### Work to complete
The response must be made up of the lines in the entries below that contain "hours".

#####

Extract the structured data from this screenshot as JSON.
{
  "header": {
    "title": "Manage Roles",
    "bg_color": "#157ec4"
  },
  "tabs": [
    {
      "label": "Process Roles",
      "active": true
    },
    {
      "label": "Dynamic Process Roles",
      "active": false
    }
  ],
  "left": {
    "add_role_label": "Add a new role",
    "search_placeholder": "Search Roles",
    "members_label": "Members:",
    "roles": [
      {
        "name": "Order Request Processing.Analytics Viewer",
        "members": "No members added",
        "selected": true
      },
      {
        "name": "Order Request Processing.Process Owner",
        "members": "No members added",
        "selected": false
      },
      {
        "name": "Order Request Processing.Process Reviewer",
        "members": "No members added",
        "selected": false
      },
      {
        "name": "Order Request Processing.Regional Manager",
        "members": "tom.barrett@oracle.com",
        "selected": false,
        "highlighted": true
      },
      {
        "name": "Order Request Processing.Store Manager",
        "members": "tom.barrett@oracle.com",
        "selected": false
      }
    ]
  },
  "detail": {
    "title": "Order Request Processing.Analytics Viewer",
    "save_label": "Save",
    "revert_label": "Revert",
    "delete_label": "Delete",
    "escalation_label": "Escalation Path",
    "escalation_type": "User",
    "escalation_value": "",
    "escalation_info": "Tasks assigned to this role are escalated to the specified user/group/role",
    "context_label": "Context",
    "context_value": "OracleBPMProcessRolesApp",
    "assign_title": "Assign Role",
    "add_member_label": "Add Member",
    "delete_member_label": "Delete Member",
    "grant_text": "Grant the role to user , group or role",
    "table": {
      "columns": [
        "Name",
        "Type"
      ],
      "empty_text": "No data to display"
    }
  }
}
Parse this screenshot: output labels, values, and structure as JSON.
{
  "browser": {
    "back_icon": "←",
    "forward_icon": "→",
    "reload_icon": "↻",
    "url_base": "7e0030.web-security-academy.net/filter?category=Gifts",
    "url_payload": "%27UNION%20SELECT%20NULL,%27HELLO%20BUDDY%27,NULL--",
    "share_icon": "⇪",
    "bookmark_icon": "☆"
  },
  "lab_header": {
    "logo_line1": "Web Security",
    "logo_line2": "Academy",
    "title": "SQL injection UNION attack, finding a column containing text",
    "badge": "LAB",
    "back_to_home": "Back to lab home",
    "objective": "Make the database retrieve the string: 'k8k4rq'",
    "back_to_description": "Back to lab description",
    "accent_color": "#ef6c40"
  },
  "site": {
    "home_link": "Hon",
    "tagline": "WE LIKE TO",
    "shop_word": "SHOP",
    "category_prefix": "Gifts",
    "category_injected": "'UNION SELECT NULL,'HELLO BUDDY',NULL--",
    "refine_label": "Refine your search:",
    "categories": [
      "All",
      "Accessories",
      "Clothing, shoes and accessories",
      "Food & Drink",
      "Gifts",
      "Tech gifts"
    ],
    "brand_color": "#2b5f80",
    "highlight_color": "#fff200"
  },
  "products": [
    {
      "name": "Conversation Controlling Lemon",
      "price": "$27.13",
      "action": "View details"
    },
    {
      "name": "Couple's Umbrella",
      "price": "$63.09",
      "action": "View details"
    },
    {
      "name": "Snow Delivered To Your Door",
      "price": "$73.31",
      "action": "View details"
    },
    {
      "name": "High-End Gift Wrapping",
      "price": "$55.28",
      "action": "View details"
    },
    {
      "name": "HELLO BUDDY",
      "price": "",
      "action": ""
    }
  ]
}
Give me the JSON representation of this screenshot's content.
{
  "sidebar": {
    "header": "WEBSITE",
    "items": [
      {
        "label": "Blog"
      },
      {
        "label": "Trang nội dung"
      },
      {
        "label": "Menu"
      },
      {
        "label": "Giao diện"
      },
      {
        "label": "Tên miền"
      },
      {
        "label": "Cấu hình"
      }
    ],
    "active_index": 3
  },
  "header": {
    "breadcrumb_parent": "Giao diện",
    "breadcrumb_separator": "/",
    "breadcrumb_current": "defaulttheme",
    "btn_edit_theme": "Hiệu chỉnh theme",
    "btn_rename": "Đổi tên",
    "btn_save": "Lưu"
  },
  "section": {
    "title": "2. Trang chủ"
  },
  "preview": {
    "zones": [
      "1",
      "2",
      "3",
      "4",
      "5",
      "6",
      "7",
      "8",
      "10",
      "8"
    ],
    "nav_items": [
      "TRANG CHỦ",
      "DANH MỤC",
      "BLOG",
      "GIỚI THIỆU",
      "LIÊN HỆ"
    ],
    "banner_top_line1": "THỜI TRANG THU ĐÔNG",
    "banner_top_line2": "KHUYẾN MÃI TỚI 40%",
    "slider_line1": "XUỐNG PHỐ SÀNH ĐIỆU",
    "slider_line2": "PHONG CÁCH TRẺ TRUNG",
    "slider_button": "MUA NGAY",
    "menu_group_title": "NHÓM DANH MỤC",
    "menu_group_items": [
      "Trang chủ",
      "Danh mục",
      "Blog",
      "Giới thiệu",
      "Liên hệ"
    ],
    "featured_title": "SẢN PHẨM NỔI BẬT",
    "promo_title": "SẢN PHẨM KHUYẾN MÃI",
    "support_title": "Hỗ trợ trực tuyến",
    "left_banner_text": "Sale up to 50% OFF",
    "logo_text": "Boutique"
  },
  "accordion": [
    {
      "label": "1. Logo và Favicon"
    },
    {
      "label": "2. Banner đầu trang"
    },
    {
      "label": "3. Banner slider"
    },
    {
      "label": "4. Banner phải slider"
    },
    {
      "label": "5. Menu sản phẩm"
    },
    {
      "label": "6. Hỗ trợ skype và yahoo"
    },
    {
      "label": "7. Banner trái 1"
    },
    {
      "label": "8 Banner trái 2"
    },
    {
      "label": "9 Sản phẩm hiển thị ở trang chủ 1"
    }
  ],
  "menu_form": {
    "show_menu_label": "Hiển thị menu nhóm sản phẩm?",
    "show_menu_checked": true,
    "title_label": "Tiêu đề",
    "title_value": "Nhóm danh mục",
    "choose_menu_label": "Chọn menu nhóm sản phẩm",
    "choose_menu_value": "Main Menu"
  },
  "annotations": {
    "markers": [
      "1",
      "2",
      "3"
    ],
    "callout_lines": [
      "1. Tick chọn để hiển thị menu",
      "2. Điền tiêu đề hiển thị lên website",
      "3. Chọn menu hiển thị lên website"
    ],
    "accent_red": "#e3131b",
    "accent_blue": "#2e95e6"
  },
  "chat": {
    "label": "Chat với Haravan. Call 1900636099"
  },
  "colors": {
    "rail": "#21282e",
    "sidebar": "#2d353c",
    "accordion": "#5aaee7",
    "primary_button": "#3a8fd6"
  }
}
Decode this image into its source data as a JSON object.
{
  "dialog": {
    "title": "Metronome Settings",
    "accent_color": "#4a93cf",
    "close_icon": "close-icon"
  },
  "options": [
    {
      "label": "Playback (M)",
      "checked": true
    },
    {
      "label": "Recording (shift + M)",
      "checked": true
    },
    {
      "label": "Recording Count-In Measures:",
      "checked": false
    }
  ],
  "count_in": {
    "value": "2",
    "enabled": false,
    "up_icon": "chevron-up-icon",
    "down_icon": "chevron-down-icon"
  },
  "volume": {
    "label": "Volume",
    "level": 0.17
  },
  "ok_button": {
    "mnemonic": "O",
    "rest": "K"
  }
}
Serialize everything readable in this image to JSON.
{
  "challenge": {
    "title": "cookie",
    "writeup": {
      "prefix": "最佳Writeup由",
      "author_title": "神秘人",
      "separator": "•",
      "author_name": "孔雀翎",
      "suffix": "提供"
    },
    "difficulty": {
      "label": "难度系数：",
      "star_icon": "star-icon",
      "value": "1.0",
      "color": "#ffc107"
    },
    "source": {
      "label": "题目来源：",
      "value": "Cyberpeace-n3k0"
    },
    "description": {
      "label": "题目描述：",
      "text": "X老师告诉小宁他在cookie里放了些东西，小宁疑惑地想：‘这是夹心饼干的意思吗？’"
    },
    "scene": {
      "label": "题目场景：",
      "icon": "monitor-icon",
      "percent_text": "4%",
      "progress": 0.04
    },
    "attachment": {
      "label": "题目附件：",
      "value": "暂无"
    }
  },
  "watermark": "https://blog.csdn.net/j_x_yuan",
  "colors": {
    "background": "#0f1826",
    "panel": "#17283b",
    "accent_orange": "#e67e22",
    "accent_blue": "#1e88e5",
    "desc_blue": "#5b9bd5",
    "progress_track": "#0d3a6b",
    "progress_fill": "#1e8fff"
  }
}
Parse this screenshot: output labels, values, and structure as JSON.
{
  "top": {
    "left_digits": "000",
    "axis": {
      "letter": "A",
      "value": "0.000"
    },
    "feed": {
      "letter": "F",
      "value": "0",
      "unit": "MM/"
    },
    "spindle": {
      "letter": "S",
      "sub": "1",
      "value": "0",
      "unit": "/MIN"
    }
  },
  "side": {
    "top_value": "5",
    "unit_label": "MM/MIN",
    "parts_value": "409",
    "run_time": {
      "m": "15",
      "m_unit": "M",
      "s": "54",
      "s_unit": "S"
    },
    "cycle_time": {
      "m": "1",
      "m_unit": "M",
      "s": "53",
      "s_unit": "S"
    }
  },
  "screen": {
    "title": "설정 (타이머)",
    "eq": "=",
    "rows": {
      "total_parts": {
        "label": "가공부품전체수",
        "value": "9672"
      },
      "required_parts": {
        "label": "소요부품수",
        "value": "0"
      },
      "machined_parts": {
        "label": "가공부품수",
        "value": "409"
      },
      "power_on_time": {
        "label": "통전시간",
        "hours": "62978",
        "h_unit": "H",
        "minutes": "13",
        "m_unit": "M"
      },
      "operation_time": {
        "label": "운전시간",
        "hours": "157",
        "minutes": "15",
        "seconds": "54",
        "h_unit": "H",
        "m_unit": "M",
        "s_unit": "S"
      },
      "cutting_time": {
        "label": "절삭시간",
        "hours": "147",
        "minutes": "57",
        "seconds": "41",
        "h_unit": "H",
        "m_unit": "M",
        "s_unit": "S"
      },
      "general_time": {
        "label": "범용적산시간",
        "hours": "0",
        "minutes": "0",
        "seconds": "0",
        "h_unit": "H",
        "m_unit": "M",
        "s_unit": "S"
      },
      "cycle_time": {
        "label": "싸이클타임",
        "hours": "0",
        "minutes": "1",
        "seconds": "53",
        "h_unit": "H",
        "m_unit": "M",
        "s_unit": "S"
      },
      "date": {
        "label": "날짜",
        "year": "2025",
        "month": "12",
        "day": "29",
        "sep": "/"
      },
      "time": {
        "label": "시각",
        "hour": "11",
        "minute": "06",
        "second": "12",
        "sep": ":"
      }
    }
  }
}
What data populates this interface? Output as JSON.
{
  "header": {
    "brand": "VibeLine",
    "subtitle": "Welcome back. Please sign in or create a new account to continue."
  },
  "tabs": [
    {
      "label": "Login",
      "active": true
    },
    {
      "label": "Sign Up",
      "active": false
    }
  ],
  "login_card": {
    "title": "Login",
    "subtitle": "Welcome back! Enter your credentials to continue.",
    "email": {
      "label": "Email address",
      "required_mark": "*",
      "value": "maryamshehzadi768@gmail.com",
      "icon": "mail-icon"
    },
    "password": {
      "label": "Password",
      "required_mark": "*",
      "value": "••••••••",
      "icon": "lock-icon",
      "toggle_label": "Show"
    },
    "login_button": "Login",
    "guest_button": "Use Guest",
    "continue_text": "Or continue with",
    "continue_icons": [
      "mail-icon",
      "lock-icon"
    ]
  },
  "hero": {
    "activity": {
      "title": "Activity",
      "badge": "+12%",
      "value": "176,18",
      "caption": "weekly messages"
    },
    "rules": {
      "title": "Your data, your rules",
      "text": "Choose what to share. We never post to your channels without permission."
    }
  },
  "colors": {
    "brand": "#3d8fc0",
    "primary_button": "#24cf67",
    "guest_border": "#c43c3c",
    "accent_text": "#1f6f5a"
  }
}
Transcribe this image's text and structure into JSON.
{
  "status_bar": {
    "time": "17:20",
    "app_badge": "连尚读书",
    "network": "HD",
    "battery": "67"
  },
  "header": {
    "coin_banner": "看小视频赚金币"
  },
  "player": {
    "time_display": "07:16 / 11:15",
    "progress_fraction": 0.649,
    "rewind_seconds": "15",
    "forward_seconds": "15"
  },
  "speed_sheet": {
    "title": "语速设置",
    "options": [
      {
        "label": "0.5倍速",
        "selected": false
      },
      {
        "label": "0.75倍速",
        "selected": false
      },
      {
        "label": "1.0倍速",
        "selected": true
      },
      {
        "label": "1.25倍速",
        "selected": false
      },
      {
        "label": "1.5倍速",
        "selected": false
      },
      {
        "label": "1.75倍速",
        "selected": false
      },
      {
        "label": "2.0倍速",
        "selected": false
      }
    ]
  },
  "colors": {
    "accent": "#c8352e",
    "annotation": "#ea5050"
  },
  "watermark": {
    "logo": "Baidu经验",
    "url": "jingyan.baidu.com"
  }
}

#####

### Exercise answer
        "hours": "62978",
        "hours": "157",
        "hours": "147",
        "hours": "0",
        "hours": "0",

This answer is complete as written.